In a break from tradition, the Prime Minister’s address to the nation on Monday evening was based on the grim realities of the situation. Only when the leadership is aware of and willing to admit to the problems faced by the nation, can progress be made.

Mian Nawaz Sharif touched on virtually every challenge Pakistan was confronting, but it was the critically important and demanding issue of energy about which he was unambiguous in telling the nation that a sudden and immediate solution was simply not possible. He did not mince his words to disabuse his listeners of the impression that if the government had the will, it could replace darkness with light overnight. Wiping the curse of loadshedding out, he maintained, would take five years. This is in contrast to promises made by the PMLN during the election campaign, but a more realistic assessment of the situation.

Apart from power shortages, he brought out the country’s two major concerns: terrorism and foreign policy issues. On militancy, Mian Nawaz repeated the PML-N’s well known mantra that it would hold talks with terrorists and, in the address, he made them an overly optimistic, unconditional offer of coming to the table.

However, he asserted, that in case a reasonable way out was not possible, his government would not hesitate to use force. But the problem with the idea of talks is: which group will Pakistani officials meet with, since militants are not a single homogenous entity.
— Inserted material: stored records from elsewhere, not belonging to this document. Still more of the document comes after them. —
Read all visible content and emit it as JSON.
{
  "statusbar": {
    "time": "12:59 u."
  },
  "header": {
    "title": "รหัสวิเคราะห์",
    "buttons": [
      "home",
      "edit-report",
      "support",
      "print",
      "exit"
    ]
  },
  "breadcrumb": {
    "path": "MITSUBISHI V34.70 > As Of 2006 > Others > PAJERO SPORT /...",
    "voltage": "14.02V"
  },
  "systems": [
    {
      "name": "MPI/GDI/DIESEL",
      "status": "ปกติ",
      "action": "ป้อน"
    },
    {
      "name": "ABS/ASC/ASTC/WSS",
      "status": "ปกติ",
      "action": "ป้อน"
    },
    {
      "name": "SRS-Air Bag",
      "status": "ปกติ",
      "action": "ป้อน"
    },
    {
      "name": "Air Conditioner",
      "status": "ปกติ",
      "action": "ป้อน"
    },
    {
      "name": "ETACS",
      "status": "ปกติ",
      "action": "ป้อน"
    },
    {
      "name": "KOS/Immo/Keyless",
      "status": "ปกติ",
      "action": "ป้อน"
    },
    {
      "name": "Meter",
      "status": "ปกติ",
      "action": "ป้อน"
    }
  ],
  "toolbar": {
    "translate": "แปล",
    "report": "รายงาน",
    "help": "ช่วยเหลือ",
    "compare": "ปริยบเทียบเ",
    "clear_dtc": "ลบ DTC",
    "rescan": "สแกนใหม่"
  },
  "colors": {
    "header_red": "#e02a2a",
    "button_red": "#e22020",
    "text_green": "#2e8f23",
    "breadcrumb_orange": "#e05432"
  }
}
They represent different splinter groups, each carrying its own agenda. The government must be ready to tackle them militarily if it was serious about putting an end to it.

In his speech Mian Nawaz gave the impression of favouring a regional approach to foreign policy, with China and India both receiving special mention. With India, the Prime Minister suggested a policy of restraint and cooperation, but failed to mention how this progress could be sustained without the core issue of Kashmir being resolved. On China, he was unambivalent, declaring it to be a “truly sincere friend”, and most eager to help Pakistanis build momentum to an era of prosperity.

While Mian Nawaz’s speech contained much to mull over, it was mostly a lament of past failures and other than the energy plan, did not offer enough solutions to satisfy the people. While the PMLN’s national security policy continues to be seen as the best hope we have so far, it would be a good time for someone from the government to finally elaborate on what exactly it is.